Purpose: To correlate the presence of fungi with symptom flares, pain and urinary severity in a prospective, longitudinal study of women with IC/BPS enrolled in the MAPP Research Network.
Methods: Flare status, pelvic pain, urinary severity, and midstream urine were collected at baseline, 6 and 12 months from female IC/BPS participants with at least one flare and age-matched participants with no reported flares. Multilocus PCR coupled with electrospray ionization/mass spectrometry was used for identification of fungal species and genus. Associations between "mycobiome" (species/genus presence, relative abundance, Shannon's/Chao1 diversity indices) and current flare status, pain, urinary severity were evaluated using generalized linear mixed models, permutational multivariate analysis of variance, Wilcoxon's rank-sum test.

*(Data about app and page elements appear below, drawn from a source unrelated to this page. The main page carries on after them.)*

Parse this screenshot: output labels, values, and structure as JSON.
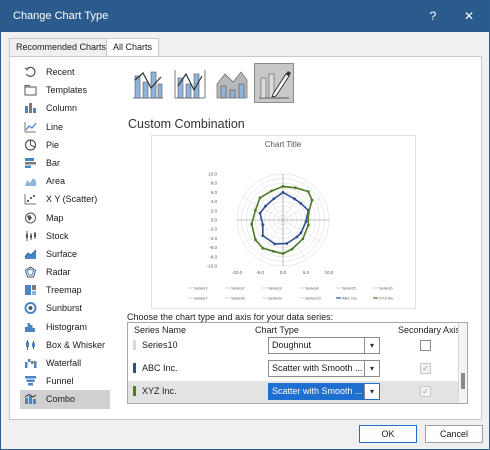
{
  "window": {
    "title": "Change Chart Type",
    "help_label": "?",
    "close_label": "✕"
  },
  "tabs": [
    {
      "label": "Recommended Charts",
      "active": false
    },
    {
      "label": "All Charts",
      "active": true
    }
  ],
  "sidebar": {
    "selected": "Combo",
    "items": [
      {
        "label": "Recent",
        "icon": "recent-icon"
      },
      {
        "label": "Templates",
        "icon": "folder-icon"
      },
      {
        "label": "Column",
        "icon": "column-chart-icon"
      },
      {
        "label": "Line",
        "icon": "line-chart-icon"
      },
      {
        "label": "Pie",
        "icon": "pie-chart-icon"
      },
      {
        "label": "Bar",
        "icon": "bar-chart-icon"
      },
      {
        "label": "Area",
        "icon": "area-chart-icon"
      },
      {
        "label": "X Y (Scatter)",
        "icon": "scatter-chart-icon"
      },
      {
        "label": "Map",
        "icon": "map-chart-icon"
      },
      {
        "label": "Stock",
        "icon": "stock-chart-icon"
      },
      {
        "label": "Surface",
        "icon": "surface-chart-icon"
      },
      {
        "label": "Radar",
        "icon": "radar-chart-icon"
      },
      {
        "label": "Treemap",
        "icon": "treemap-chart-icon"
      },
      {
        "label": "Sunburst",
        "icon": "sunburst-chart-icon"
      },
      {
        "label": "Histogram",
        "icon": "histogram-chart-icon"
      },
      {
        "label": "Box & Whisker",
        "icon": "box-whisker-chart-icon"
      },
      {
        "label": "Waterfall",
        "icon": "waterfall-chart-icon"
      },
      {
        "label": "Funnel",
        "icon": "funnel-chart-icon"
      },
      {
        "label": "Combo",
        "icon": "combo-chart-icon"
      }
    ]
  },
  "combo_types": [
    {
      "icon": "clustered-column-line-icon",
      "selected": false
    },
    {
      "icon": "clustered-column-line-secondary-axis-icon",
      "selected": false
    },
    {
      "icon": "stacked-area-clustered-column-icon",
      "selected": false
    },
    {
      "icon": "custom-combination-icon",
      "selected": true
    }
  ],
  "heading": "Custom Combination",
  "preview": {
    "title": "Chart Title",
    "y_ticks": [
      "10.0",
      "8.0",
      "6.0",
      "4.0",
      "2.0",
      "0.0",
      "-2.0",
      "-4.0",
      "-6.0",
      "-8.0",
      "-10.0"
    ],
    "x_ticks": [
      "-10.0",
      "-5.0",
      "0.0",
      "5.0",
      "10.0"
    ],
    "legend": [
      "Series1",
      "Series2",
      "Series3",
      "Series4",
      "Series5",
      "Series6",
      "Series7",
      "Series8",
      "Series9",
      "Series10",
      "ABC Inc.",
      "XYZ Inc."
    ],
    "colors": {
      "abc": "#2f4f8f",
      "xyz": "#4f7a28",
      "grid": "#d9d9d9"
    }
  },
  "chart_data": {
    "type": "scatter",
    "title": "Chart Title",
    "xlim": [
      -10,
      10
    ],
    "ylim": [
      -10,
      10
    ],
    "grid": true,
    "legend_position": "bottom",
    "series": [
      {
        "name": "ABC Inc.",
        "x": [
          0,
          2.5,
          3.9,
          5.5,
          5.0,
          3.9,
          3.0,
          0.8,
          -1.8,
          -4.4,
          -4.4,
          -5.0,
          -3.8,
          -2.0,
          0
        ],
        "y": [
          6.0,
          4.6,
          3.6,
          2.1,
          -0.3,
          -2.8,
          -3.7,
          -5.1,
          -5.2,
          -3.4,
          -1.0,
          1.5,
          3.0,
          4.6,
          6.0
        ]
      },
      {
        "name": "XYZ Inc.",
        "x": [
          0,
          2.7,
          5.5,
          6.3,
          5.5,
          5.5,
          4.3,
          2.0,
          0,
          -2.1,
          -4.4,
          -6.0,
          -6.8,
          -6.0,
          -5.0,
          -2.5,
          0
        ],
        "y": [
          7.3,
          7.0,
          6.2,
          4.3,
          1.3,
          -1.1,
          -4.1,
          -6.3,
          -7.3,
          -6.8,
          -6.1,
          -4.3,
          -0.9,
          2.1,
          4.8,
          6.3,
          7.3
        ]
      }
    ]
  },
  "series_section": {
    "label": "Choose the chart type and axis for your data series:",
    "headers": {
      "name": "Series Name",
      "type": "Chart Type",
      "secondary": "Secondary Axis"
    },
    "rows": [
      {
        "name": "Series10",
        "type": "Doughnut",
        "secondary": false,
        "color": "#d9d9d9",
        "active": false,
        "check_disabled": false
      },
      {
        "name": "ABC Inc.",
        "type": "Scatter with Smooth ...",
        "secondary": true,
        "color": "#2f4f8f",
        "active": false,
        "check_disabled": true
      },
      {
        "name": "XYZ Inc.",
        "type": "Scatter with Smooth ...",
        "secondary": true,
        "color": "#4f7a28",
        "active": true,
        "check_disabled": true
      }
    ]
  },
  "footer": {
    "ok_label": "OK",
    "cancel_label": "Cancel"
  }
}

Results: The most specific analysis detected 13 fungal species from 8 genera in 504 urine samples from 202 females. A more sensitive analysis detected 43 genera. No overall differences were observed in fungal species/genus composition or diversity by flare status or pain severity. Longitudinal analyses suggested greater fungal diversity (Chao1 Mean Ratio 3.8, 95% CI 1.3-11.2, p = 0.02) and a significantly greater likelihood of detecting any fungal species (OR = 5.26, 95% CI 1.1-25.8, p = 0.04) in high vs low urinary severity participants. Individual taxa analysis showed a trend toward increased presence and relative abundance of Candida (OR = 6.63, 95% CI 0.8-58.5, p = 0.088) and Malassezia (only identified in 'high' urinary severity phenotype) for high vs low urinary symptoms.
Conclusion: This analysis suggests the possibility that greater urinary symptom severity is associated with the urinary mycobiome urine in some females with IC/BPS.
Keywords: Bladder pain syndrome; Flares; Fungal; Interstitial cystitis; Mycobiome.